## YOUR INSTRUCTIONS
For each line of the listing that holds "Live", show the full line.

Segment Open

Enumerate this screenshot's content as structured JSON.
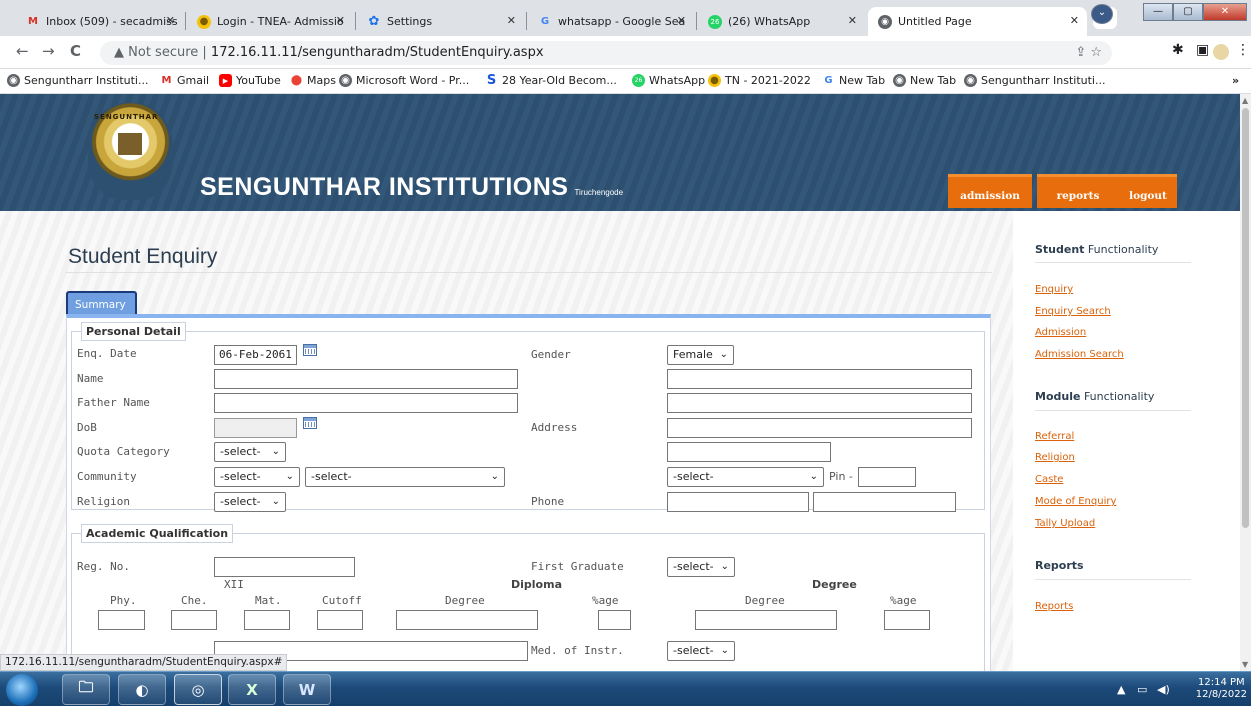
{
  "browser": {
    "tabs": [
      {
        "title": "Inbox (509) - secadmiss",
        "icon": "gmail-icon"
      },
      {
        "title": "Login - TNEA- Admissio",
        "icon": "tnea-icon"
      },
      {
        "title": "Settings",
        "icon": "gear-icon"
      },
      {
        "title": "whatsapp - Google Sea",
        "icon": "google-icon"
      },
      {
        "title": "(26) WhatsApp",
        "icon": "whatsapp-icon"
      },
      {
        "title": "Untitled Page",
        "icon": "globe-icon"
      }
    ],
    "url_prefix": "Not secure",
    "url": "172.16.11.11/senguntharadm/StudentEnquiry.aspx",
    "bookmarks": [
      "Senguntharr Instituti...",
      "Gmail",
      "YouTube",
      "Maps",
      "Microsoft Word - Pr...",
      "28 Year-Old Becom...",
      "WhatsApp",
      "TN - 2021-2022",
      "New Tab",
      "New Tab",
      "Senguntharr Instituti..."
    ],
    "bookmarks_more": "»",
    "status_url": "172.16.11.11/senguntharadm/StudentEnquiry.aspx#"
  },
  "header": {
    "brand": "SENGUNTHAR INSTITUTIONS",
    "sub": "Tiruchengode",
    "logo_text": "SENGUNTHAR",
    "nav": [
      "admission",
      "reports",
      "logout"
    ]
  },
  "page": {
    "title": "Student Enquiry",
    "tab_label": "Summary"
  },
  "personal": {
    "legend": "Personal Detail",
    "enq_date_label": "Enq. Date",
    "enq_date_value": "06-Feb-2061",
    "name_label": "Name",
    "father_label": "Father Name",
    "dob_label": "DoB",
    "quota_label": "Quota Category",
    "quota_value": "-select-",
    "community_label": "Community",
    "community_value": "-select-",
    "caste_value": "-select-",
    "religion_label": "Religion",
    "religion_value": "-select-",
    "gender_label": "Gender",
    "gender_value": "Female",
    "address_label": "Address",
    "district_value": "-select-",
    "pin_label": "Pin -",
    "phone_label": "Phone"
  },
  "academic": {
    "legend": "Academic Qualification",
    "reg_label": "Reg. No.",
    "first_grad_label": "First Graduate",
    "first_grad_value": "-select-",
    "xii_label": "XII",
    "diploma_label": "Diploma",
    "degree_label": "Degree",
    "cols": [
      "Phy.",
      "Che.",
      "Mat.",
      "Cutoff",
      "Degree",
      "%age",
      "Degree",
      "%age"
    ],
    "medium_label": "Med. of Instr.",
    "medium_value": "-select-"
  },
  "sidebar": {
    "student_heading_bold": "Student",
    "student_heading_rest": " Functionality",
    "student_links": [
      "Enquiry",
      "Enquiry Search",
      "Admission",
      "Admission Search"
    ],
    "module_heading_bold": "Module",
    "module_heading_rest": " Functionality",
    "module_links": [
      "Referral",
      "Religion",
      "Caste",
      "Mode of Enquiry",
      "Tally Upload"
    ],
    "reports_heading": "Reports",
    "reports_links": [
      "Reports"
    ]
  },
  "taskbar": {
    "time": "12:14 PM",
    "date": "12/8/2022"
  }
}
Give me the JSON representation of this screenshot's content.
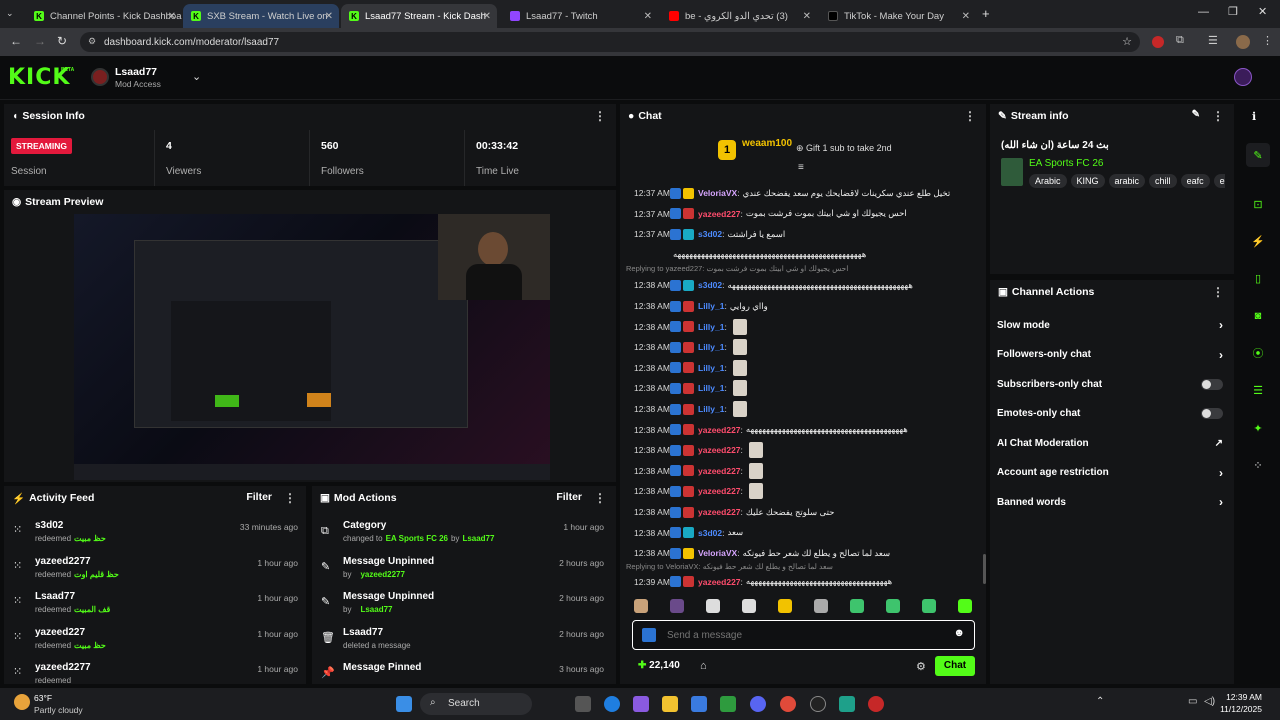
{
  "browser": {
    "tabs": [
      "Channel Points - Kick Dashboa",
      "SXB Stream - Watch Live on",
      "Lsaad77 Stream - Kick Dash",
      "Lsaad77 - Twitch",
      "be - ‫(3) تحدي الدو الكروي",
      "TikTok - Make Your Day"
    ],
    "url": "dashboard.kick.com/moderator/lsaad77"
  },
  "header": {
    "logo": "KICK",
    "beta": "BETA",
    "channel": "Lsaad77",
    "role": "Mod Access"
  },
  "session": {
    "title": "Session Info",
    "status": "STREAMING",
    "status_label": "Session",
    "viewers": "4",
    "viewers_label": "Viewers",
    "followers": "560",
    "followers_label": "Followers",
    "time": "00:33:42",
    "time_label": "Time Live"
  },
  "preview": {
    "title": "Stream Preview"
  },
  "activity": {
    "title": "Activity Feed",
    "filter": "Filter",
    "items": [
      {
        "name": "s3d02",
        "text": "redeemed",
        "reward": "حظ مبيت",
        "time": "33 minutes ago"
      },
      {
        "name": "yazeed2277",
        "text": "redeemed",
        "reward": "حظ قليم اوت",
        "time": "1 hour ago"
      },
      {
        "name": "Lsaad77",
        "text": "redeemed",
        "reward": "قف المبيت",
        "time": "1 hour ago"
      },
      {
        "name": "yazeed227",
        "text": "redeemed",
        "reward": "حظ مبيت",
        "time": "1 hour ago"
      },
      {
        "name": "yazeed2277",
        "text": "redeemed",
        "reward": "",
        "time": "1 hour ago"
      }
    ]
  },
  "modactions": {
    "title": "Mod Actions",
    "filter": "Filter",
    "items": [
      {
        "title": "Category",
        "sub1": "changed to",
        "hl": "EA Sports FC 26",
        "sub2": "by",
        "user": "Lsaad77",
        "time": "1 hour ago"
      },
      {
        "title": "Message Unpinned",
        "sub1": "by",
        "hl": "",
        "sub2": "",
        "user": "yazeed2277",
        "time": "2 hours ago"
      },
      {
        "title": "Message Unpinned",
        "sub1": "by",
        "hl": "",
        "sub2": "",
        "user": "Lsaad77",
        "time": "2 hours ago"
      },
      {
        "title": "Lsaad77",
        "sub1": "deleted a message",
        "hl": "",
        "sub2": "",
        "user": "",
        "time": "2 hours ago"
      },
      {
        "title": "Message Pinned",
        "sub1": "",
        "hl": "",
        "sub2": "",
        "user": "",
        "time": "3 hours ago"
      }
    ]
  },
  "chat": {
    "title": "Chat",
    "gifter": "weaam100",
    "gifter_count": "1",
    "gift_text": "Gift 1 sub to take 2nd",
    "placeholder": "Send a message",
    "points": "22,140",
    "send": "Chat",
    "replying1": "Replying to yazeed227:",
    "reply1_text": "احس يجيولك او شي ابيتك بموت فرشت بموت",
    "replying2": "Replying to VeloriaVX:",
    "reply2_text": "سعد لما تصالح و يطلع لك شعر حط فيونكه",
    "messages": [
      {
        "t": "12:37 AM",
        "u": "VeloriaVX",
        "c": "#d7a6ff",
        "m": "تخيل طلع عندي سكرينات لاقضايحك يوم سعد يفضحك عندي"
      },
      {
        "t": "12:37 AM",
        "u": "yazeed227",
        "c": "#ff4d6d",
        "m": "احس يجيولك او شي ابيتك بموت فرشت بموت"
      },
      {
        "t": "12:37 AM",
        "u": "s3d02",
        "c": "#4d8bff",
        "m": "اسمع يا فراشتت"
      },
      {
        "t": "",
        "u": "",
        "c": "#fff",
        "m": "ههههههههههههههههههههههههههههههههههههههههههههههههه"
      },
      {
        "t": "12:38 AM",
        "u": "s3d02",
        "c": "#4d8bff",
        "m": "ههههههههههههههههههههههههههههههههههههههههههههههه"
      },
      {
        "t": "12:38 AM",
        "u": "Lilly_1",
        "c": "#4d8bff",
        "m": "وااي روايي"
      },
      {
        "t": "12:38 AM",
        "u": "Lilly_1",
        "c": "#4d8bff",
        "m": ""
      },
      {
        "t": "12:38 AM",
        "u": "Lilly_1",
        "c": "#4d8bff",
        "m": ""
      },
      {
        "t": "12:38 AM",
        "u": "Lilly_1",
        "c": "#4d8bff",
        "m": ""
      },
      {
        "t": "12:38 AM",
        "u": "Lilly_1",
        "c": "#4d8bff",
        "m": ""
      },
      {
        "t": "12:38 AM",
        "u": "Lilly_1",
        "c": "#4d8bff",
        "m": ""
      },
      {
        "t": "12:38 AM",
        "u": "yazeed227",
        "c": "#ff4d6d",
        "m": "ههههههههههههههههههههههههههههههههههههههههه"
      },
      {
        "t": "12:38 AM",
        "u": "yazeed227",
        "c": "#ff4d6d",
        "m": ""
      },
      {
        "t": "12:38 AM",
        "u": "yazeed227",
        "c": "#ff4d6d",
        "m": ""
      },
      {
        "t": "12:38 AM",
        "u": "yazeed227",
        "c": "#ff4d6d",
        "m": ""
      },
      {
        "t": "12:38 AM",
        "u": "yazeed227",
        "c": "#ff4d6d",
        "m": "حتى سلوتج يفضحك عليك"
      },
      {
        "t": "12:38 AM",
        "u": "s3d02",
        "c": "#4d8bff",
        "m": "سعد"
      },
      {
        "t": "12:38 AM",
        "u": "VeloriaVX",
        "c": "#d7a6ff",
        "m": "سعد لما تصالح و يطلع لك شعر حط فيونكه"
      },
      {
        "t": "12:39 AM",
        "u": "yazeed227",
        "c": "#ff4d6d",
        "m": "ههههههههههههههههههههههههههههههههههههه"
      }
    ]
  },
  "streaminfo": {
    "title": "Stream info",
    "stream_title": "بث 24 ساعة (ان شاء الله)",
    "category": "EA Sports FC 26",
    "tags": [
      "Arabic",
      "KING",
      "arabic",
      "chill",
      "eafc",
      "ea"
    ]
  },
  "channelactions": {
    "title": "Channel Actions",
    "items": [
      {
        "label": "Slow mode",
        "kind": "chevron"
      },
      {
        "label": "Followers-only chat",
        "kind": "chevron"
      },
      {
        "label": "Subscribers-only chat",
        "kind": "toggle"
      },
      {
        "label": "Emotes-only chat",
        "kind": "toggle"
      },
      {
        "label": "AI Chat Moderation",
        "kind": "external"
      },
      {
        "label": "Account age restriction",
        "kind": "chevron"
      },
      {
        "label": "Banned words",
        "kind": "chevron"
      }
    ]
  },
  "taskbar": {
    "weather_temp": "63°F",
    "weather_text": "Partly cloudy",
    "search": "Search",
    "time": "12:39 AM",
    "date": "11/12/2025"
  }
}
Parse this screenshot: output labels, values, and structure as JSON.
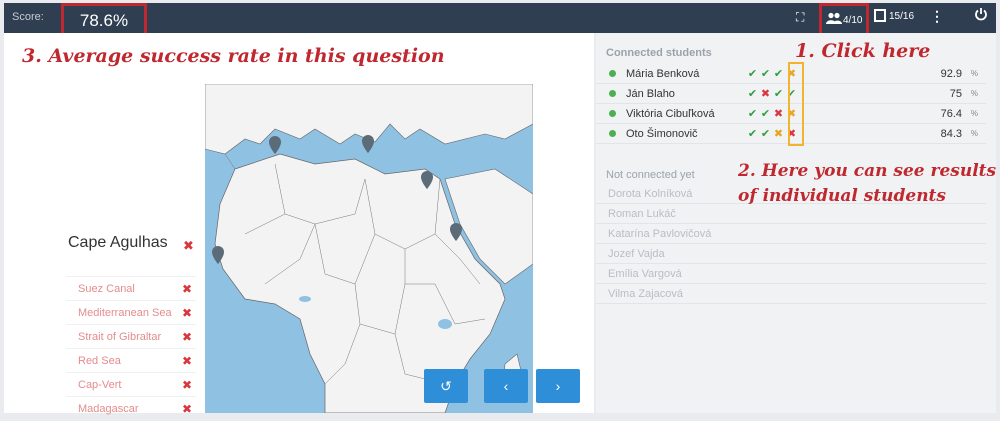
{
  "topbar": {
    "score_label": "Score:",
    "score_value": "78.6%",
    "students_count": "4/10",
    "slides_count": "15/16",
    "icons": {
      "fullscreen": "fullscreen-icon",
      "students": "users-icon",
      "slides": "slides-icon",
      "menu": "kebab-menu-icon",
      "power": "power-icon"
    }
  },
  "annotations": {
    "avg": "3. Average success rate in this question",
    "click": "1. Click here",
    "results_line1": "2. Here you can see results",
    "results_line2": "of individual students"
  },
  "question": {
    "title": "Cape Agulhas",
    "answers": [
      {
        "label": "Suez Canal"
      },
      {
        "label": "Mediterranean Sea"
      },
      {
        "label": "Strait of Gibraltar"
      },
      {
        "label": "Red Sea"
      },
      {
        "label": "Cap-Vert"
      },
      {
        "label": "Madagascar"
      }
    ]
  },
  "nav": {
    "reset": "↺",
    "prev": "‹",
    "next": "›"
  },
  "connected": {
    "title": "Connected students",
    "students": [
      {
        "name": "Mária Benková",
        "results": [
          "ok",
          "ok",
          "ok",
          "partial"
        ],
        "percent": "92.9",
        "unit": "%"
      },
      {
        "name": "Ján Blaho",
        "results": [
          "ok",
          "bad",
          "ok",
          "ok"
        ],
        "percent": "75",
        "unit": "%"
      },
      {
        "name": "Viktória Cibuľková",
        "results": [
          "ok",
          "ok",
          "bad",
          "partial"
        ],
        "percent": "76.4",
        "unit": "%"
      },
      {
        "name": "Oto Šimonovič",
        "results": [
          "ok",
          "ok",
          "partial",
          "bad"
        ],
        "percent": "84.3",
        "unit": "%"
      }
    ]
  },
  "not_connected": {
    "title": "Not connected yet",
    "students": [
      "Dorota Kolníková",
      "Roman Lukáč",
      "Katarína Pavlovičová",
      "Jozef Vajda",
      "Emília Vargová",
      "Vilma Zajacová"
    ]
  },
  "colors": {
    "topbar": "#2f3e51",
    "annotation": "#c0282f",
    "highlight": "#f2b42f",
    "nav_button": "#2e8fd8"
  }
}
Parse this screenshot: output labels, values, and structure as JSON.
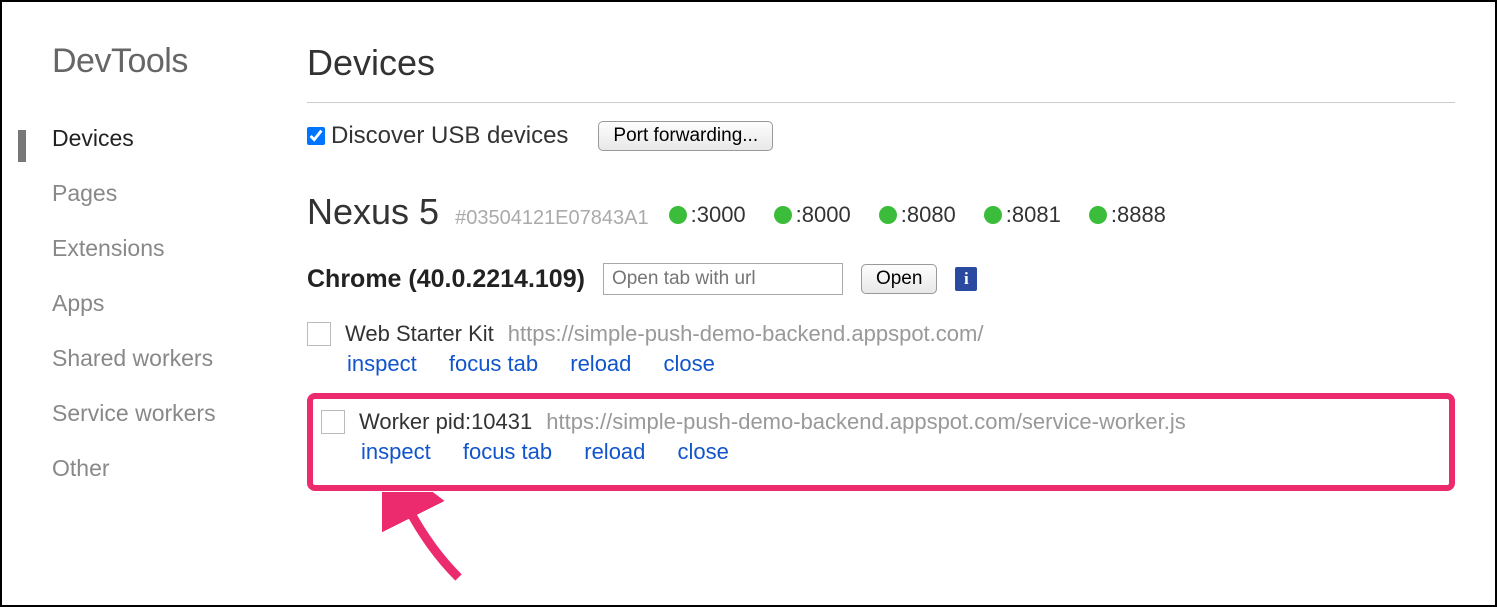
{
  "sidebar": {
    "title": "DevTools",
    "items": [
      {
        "label": "Devices",
        "active": true
      },
      {
        "label": "Pages"
      },
      {
        "label": "Extensions"
      },
      {
        "label": "Apps"
      },
      {
        "label": "Shared workers"
      },
      {
        "label": "Service workers"
      },
      {
        "label": "Other"
      }
    ]
  },
  "main": {
    "title": "Devices",
    "discover_label": "Discover USB devices",
    "discover_checked": true,
    "port_forwarding_button": "Port forwarding..."
  },
  "device": {
    "name": "Nexus 5",
    "id": "#03504121E07843A1",
    "ports": [
      ":3000",
      ":8000",
      ":8080",
      ":8081",
      ":8888"
    ]
  },
  "browser": {
    "label": "Chrome (40.0.2214.109)",
    "url_placeholder": "Open tab with url",
    "open_button": "Open"
  },
  "tabs": [
    {
      "title": "Web Starter Kit",
      "url": "https://simple-push-demo-backend.appspot.com/",
      "highlighted": false
    },
    {
      "title": "Worker pid:10431",
      "url": "https://simple-push-demo-backend.appspot.com/service-worker.js",
      "highlighted": true
    }
  ],
  "actions": {
    "inspect": "inspect",
    "focus_tab": "focus tab",
    "reload": "reload",
    "close": "close"
  },
  "colors": {
    "highlight": "#ec2a6e",
    "link": "#1155cc",
    "port_dot": "#3bbd3b"
  }
}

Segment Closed

## WORKED SOLUTION
      "SXB Stream - Watch Live on",
    "time_label": "Time Live"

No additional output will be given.